#### Work instructions:
Please report how many lines in the data below contain "title". Nothing besides the number should be written.

[[ Supplied material, beginning ]]

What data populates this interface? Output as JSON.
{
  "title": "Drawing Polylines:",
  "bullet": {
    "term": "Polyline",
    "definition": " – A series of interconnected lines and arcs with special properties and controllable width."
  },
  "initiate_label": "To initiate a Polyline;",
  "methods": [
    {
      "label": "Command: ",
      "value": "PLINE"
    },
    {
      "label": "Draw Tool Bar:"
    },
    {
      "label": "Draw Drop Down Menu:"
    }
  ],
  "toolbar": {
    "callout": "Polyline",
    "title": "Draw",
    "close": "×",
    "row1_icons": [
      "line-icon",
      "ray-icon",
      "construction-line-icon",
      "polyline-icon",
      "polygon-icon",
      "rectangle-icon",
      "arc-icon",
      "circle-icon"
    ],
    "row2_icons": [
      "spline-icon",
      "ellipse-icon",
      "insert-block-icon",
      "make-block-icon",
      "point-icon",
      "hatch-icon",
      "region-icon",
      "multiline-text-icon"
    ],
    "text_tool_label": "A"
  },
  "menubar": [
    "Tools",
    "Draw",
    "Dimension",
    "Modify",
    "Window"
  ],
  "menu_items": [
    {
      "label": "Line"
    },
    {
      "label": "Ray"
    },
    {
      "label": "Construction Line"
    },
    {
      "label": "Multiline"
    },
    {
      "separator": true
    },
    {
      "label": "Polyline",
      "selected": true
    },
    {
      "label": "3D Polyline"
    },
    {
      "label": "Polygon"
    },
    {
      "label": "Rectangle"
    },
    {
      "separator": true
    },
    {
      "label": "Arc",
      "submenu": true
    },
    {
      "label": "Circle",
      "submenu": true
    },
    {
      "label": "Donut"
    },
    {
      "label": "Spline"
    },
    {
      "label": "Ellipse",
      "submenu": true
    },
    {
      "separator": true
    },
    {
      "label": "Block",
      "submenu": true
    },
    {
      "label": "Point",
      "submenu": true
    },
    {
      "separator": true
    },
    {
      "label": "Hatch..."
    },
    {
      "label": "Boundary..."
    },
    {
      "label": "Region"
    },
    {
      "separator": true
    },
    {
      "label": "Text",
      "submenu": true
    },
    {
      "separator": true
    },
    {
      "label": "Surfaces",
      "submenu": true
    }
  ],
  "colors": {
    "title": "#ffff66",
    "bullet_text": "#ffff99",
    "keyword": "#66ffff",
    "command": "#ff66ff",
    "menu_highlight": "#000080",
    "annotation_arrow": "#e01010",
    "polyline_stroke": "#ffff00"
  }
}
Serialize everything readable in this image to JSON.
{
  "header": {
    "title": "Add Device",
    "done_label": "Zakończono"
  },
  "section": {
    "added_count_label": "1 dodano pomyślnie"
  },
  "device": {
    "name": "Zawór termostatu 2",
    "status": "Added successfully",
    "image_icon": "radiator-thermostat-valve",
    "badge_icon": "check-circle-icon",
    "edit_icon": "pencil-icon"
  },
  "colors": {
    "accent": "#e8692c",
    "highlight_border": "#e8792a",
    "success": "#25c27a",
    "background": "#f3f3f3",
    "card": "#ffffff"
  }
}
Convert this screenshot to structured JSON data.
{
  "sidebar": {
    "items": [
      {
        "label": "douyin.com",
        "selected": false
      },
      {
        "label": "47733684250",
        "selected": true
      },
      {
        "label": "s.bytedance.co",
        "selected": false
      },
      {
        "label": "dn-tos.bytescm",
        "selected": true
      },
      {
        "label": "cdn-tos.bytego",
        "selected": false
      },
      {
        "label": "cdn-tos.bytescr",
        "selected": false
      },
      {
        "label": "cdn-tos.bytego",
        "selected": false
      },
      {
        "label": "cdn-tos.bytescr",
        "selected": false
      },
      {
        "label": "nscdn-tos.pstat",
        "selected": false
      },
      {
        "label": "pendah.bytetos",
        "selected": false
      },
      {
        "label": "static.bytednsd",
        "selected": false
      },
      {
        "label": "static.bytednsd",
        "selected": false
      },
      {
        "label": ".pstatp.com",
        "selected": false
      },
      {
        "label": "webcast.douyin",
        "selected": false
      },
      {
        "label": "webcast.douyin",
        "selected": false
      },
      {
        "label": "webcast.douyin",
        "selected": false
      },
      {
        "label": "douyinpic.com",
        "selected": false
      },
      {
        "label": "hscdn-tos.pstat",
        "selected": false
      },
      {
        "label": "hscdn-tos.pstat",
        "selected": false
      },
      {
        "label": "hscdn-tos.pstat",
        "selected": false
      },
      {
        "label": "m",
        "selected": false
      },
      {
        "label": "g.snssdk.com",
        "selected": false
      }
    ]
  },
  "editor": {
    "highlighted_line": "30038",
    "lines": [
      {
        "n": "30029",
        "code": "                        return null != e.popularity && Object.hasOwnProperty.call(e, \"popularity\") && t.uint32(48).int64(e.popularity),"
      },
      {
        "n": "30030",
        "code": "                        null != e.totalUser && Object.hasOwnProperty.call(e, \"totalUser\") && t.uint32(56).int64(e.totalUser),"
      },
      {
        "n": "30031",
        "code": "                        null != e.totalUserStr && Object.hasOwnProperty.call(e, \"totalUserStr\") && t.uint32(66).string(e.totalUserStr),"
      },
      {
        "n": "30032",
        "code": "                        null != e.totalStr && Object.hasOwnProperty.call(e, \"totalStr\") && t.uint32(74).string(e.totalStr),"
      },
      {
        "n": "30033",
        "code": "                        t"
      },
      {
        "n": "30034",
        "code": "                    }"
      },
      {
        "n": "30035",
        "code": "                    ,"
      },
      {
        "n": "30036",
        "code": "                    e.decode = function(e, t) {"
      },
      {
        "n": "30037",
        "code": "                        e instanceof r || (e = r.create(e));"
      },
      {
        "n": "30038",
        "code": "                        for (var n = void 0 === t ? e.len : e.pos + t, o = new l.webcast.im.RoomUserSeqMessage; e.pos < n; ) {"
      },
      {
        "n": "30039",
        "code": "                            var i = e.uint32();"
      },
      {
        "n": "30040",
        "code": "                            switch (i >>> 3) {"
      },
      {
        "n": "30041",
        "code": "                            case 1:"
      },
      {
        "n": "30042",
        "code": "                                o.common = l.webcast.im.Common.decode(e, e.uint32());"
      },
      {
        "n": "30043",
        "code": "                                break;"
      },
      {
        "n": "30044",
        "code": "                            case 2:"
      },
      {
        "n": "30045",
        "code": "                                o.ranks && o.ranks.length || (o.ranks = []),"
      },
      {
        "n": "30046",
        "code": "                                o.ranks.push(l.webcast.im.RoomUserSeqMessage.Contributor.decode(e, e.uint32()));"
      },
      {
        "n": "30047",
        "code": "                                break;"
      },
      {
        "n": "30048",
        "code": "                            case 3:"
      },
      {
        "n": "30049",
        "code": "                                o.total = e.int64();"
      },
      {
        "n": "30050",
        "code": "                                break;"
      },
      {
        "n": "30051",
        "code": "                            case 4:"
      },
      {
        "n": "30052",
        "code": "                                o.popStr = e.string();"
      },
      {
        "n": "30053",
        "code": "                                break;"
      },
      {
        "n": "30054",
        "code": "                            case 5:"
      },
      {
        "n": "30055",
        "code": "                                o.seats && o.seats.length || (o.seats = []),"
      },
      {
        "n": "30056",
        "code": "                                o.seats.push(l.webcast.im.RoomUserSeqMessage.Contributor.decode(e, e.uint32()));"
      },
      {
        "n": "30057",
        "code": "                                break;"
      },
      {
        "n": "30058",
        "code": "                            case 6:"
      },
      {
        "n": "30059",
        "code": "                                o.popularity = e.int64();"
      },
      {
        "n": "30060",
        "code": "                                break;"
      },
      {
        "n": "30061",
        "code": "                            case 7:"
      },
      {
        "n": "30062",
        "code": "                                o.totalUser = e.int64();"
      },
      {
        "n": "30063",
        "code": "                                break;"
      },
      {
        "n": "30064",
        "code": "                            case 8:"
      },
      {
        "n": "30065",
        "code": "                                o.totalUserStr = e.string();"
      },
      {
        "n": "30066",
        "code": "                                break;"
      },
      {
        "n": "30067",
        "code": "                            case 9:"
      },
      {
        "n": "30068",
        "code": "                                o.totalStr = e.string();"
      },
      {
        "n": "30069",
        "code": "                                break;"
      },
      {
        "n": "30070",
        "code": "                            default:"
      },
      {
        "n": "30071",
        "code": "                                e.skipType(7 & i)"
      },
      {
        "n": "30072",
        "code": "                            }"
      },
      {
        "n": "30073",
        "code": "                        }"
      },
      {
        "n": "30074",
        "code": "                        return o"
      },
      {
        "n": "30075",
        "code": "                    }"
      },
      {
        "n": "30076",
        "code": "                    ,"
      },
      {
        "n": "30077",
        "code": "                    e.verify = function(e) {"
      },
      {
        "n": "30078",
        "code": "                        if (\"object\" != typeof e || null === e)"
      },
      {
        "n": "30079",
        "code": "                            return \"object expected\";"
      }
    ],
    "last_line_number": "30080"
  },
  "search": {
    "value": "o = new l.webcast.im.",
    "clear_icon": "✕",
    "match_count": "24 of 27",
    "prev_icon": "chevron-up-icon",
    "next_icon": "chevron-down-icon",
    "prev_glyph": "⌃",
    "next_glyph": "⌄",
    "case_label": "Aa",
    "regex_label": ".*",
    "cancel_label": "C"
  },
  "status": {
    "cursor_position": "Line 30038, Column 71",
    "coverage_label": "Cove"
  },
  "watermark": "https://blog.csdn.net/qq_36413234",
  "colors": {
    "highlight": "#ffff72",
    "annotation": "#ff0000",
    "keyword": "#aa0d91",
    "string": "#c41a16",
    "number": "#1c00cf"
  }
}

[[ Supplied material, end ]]

#### Task answer:
4